• **Dataset entries**:
"""

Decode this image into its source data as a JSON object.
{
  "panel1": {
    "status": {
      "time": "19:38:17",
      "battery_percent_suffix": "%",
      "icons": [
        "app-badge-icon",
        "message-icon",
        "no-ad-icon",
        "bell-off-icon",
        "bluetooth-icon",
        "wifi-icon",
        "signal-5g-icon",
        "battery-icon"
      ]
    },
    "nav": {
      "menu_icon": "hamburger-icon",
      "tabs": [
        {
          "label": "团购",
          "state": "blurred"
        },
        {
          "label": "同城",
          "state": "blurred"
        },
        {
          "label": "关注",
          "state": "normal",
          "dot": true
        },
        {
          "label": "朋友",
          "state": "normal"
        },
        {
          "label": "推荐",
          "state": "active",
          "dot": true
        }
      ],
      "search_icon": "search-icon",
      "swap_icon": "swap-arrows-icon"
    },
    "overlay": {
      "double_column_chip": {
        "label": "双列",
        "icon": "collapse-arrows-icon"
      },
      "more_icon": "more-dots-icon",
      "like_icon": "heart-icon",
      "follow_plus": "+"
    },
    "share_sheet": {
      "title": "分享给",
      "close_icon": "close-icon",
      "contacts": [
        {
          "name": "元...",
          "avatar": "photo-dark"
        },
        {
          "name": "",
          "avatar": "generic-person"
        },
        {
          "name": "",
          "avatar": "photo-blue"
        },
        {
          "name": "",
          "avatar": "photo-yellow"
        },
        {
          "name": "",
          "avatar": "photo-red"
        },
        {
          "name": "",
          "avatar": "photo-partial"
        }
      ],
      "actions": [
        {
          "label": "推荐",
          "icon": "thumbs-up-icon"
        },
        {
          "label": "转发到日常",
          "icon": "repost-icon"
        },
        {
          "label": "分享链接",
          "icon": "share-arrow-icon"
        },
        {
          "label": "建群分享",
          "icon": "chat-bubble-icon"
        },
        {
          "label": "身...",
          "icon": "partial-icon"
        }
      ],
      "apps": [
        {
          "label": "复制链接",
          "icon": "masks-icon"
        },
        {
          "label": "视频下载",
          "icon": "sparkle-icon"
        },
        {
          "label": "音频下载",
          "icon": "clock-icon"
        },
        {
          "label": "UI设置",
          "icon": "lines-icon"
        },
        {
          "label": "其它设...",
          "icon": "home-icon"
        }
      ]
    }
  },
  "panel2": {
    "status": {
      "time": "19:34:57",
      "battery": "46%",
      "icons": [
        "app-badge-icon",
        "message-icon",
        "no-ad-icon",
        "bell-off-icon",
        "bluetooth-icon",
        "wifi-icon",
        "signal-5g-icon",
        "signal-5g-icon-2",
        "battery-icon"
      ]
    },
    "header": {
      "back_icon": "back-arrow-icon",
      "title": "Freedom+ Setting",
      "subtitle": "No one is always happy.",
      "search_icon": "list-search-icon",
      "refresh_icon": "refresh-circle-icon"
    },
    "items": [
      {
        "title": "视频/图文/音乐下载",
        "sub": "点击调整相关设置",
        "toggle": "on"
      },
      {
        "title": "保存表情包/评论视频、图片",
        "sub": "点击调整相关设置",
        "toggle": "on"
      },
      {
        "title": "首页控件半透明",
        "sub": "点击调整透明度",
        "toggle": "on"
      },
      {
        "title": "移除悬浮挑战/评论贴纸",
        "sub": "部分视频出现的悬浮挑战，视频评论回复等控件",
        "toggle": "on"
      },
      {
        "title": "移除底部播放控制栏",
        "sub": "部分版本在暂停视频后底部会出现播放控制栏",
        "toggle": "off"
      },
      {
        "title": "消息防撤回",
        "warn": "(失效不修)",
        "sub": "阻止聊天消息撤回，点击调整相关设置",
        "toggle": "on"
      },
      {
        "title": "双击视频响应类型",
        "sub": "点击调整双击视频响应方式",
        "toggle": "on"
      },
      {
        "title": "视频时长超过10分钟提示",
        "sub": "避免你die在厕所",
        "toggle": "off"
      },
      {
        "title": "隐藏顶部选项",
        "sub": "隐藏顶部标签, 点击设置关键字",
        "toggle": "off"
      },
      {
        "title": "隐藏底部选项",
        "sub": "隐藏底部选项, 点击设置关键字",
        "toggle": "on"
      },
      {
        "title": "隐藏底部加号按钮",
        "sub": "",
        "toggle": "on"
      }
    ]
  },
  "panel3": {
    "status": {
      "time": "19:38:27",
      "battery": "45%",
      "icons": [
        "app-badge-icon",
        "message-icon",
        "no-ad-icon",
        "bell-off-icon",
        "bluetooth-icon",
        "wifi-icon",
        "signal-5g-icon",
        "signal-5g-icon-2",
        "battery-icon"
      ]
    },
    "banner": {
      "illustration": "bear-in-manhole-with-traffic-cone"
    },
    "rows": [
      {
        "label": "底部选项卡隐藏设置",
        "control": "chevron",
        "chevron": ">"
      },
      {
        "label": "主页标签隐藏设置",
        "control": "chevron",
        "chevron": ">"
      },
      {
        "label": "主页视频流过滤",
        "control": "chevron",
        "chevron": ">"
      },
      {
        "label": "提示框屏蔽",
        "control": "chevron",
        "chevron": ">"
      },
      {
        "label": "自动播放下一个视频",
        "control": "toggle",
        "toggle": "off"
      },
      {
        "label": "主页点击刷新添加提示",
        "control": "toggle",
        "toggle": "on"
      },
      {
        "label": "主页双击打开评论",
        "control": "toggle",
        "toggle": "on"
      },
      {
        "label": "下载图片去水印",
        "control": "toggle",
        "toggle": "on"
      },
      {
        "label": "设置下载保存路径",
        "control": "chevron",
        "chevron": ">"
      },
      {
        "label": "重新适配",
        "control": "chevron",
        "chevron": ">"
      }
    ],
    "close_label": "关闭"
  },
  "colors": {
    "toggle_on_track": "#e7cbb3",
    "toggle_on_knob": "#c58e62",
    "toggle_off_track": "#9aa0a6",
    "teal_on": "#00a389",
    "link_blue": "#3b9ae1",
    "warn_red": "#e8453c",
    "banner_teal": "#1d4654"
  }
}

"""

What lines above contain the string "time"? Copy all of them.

• **Solution**:
      "time": "19:38:17",
      "time": "19:34:57",
      "time": "19:38:27",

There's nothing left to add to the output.